I am quite impressed by this paper, which dives very deep and is of high quality. The observations raise two important issues:
1. Given the apparent central role of the presenilins in memory, and given the fact that loss of presenilins causes neurodegeneration, is it possible that presenilin dysfunction at least partially contributes to the neurodegenerative process in some familial forms of Alzheimer's? In my opinion, we indeed still have to learn a lot about the fundamental processes of neurodegeneration in Alzheimer's disease, and this paper contributes significantly to that aim.
2. What are the implications of the findings for drug development programs trying to target presenilin/γ-secretase? The second issue is not the main message of this paper, but obviously it is a question that will be raised by many researchers and managers in companies. My opinion is that a genetic knockout and a pharmacological modulation of a protein are two very different situations. For example, the HMGCoA reductase knockout gives a very early lethal phenotype—still statins are one of the most widely used drugs in the world. Thus, I would say that it is absolutely necessary to continue with the γ-secretase inhibitor programs, especially with programs that try to develop "modulators" of the protease (like the NSIADs.) (Editor's note: see ARF related news story.) It is important to find compounds that discriminate between APP processing and Notch processing.
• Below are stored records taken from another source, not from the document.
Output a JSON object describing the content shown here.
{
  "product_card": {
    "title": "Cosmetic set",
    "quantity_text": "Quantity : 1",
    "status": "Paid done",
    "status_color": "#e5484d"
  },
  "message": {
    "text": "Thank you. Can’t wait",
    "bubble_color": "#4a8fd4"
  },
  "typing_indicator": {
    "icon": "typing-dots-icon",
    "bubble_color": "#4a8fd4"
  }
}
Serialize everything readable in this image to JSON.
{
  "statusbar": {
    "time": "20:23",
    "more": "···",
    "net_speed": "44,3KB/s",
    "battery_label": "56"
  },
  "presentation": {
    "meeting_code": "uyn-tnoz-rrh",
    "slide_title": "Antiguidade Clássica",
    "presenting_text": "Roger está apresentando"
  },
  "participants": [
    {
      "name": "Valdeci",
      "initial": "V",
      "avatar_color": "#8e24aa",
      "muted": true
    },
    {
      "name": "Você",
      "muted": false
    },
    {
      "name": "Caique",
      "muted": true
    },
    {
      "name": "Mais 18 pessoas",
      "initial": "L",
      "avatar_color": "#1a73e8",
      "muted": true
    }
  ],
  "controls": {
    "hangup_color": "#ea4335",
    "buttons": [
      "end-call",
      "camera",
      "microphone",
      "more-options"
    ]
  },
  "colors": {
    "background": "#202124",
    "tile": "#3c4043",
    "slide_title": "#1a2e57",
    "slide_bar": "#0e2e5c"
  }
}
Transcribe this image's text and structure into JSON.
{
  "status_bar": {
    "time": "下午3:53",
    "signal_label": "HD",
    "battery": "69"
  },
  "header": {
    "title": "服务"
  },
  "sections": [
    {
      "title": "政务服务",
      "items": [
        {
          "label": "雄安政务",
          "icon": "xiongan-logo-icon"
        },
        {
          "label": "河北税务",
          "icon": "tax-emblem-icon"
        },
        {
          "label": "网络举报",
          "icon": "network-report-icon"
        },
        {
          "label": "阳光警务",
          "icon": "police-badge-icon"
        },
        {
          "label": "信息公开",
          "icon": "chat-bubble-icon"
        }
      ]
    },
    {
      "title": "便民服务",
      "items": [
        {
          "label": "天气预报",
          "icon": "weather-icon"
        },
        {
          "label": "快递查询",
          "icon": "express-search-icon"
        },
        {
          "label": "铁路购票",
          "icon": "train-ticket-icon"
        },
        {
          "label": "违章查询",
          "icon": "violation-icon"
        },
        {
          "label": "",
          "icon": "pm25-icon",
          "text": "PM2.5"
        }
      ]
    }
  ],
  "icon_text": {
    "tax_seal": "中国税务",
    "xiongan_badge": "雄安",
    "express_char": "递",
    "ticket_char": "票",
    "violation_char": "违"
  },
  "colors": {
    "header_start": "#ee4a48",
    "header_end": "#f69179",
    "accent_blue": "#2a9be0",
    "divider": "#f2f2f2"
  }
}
Once those are found, only clinical trials will allow us to make real decisions about the viability of these drugs. We have few options in Alzheimer's disease treatment; thus, it would be unwise to drop too quickly any potential approach for treatment.View all comments by Bart De Strooper
National University of Colombia
This is a key paper for the actual and future understanding of the pathogenesis of Alzheimer's disease. With very interesting, complete and provocative findings, the paper shows that in adult brain the total lack of presenilin function leads to early functional alterations (LTP and memory failure) that some months later are followed by morphological and structural changes (loss of neurons). The paper also highlights the importance of the study of AD models from an experimental interdisciplinary approach in a longitudinal way.View all comments by Diego Forero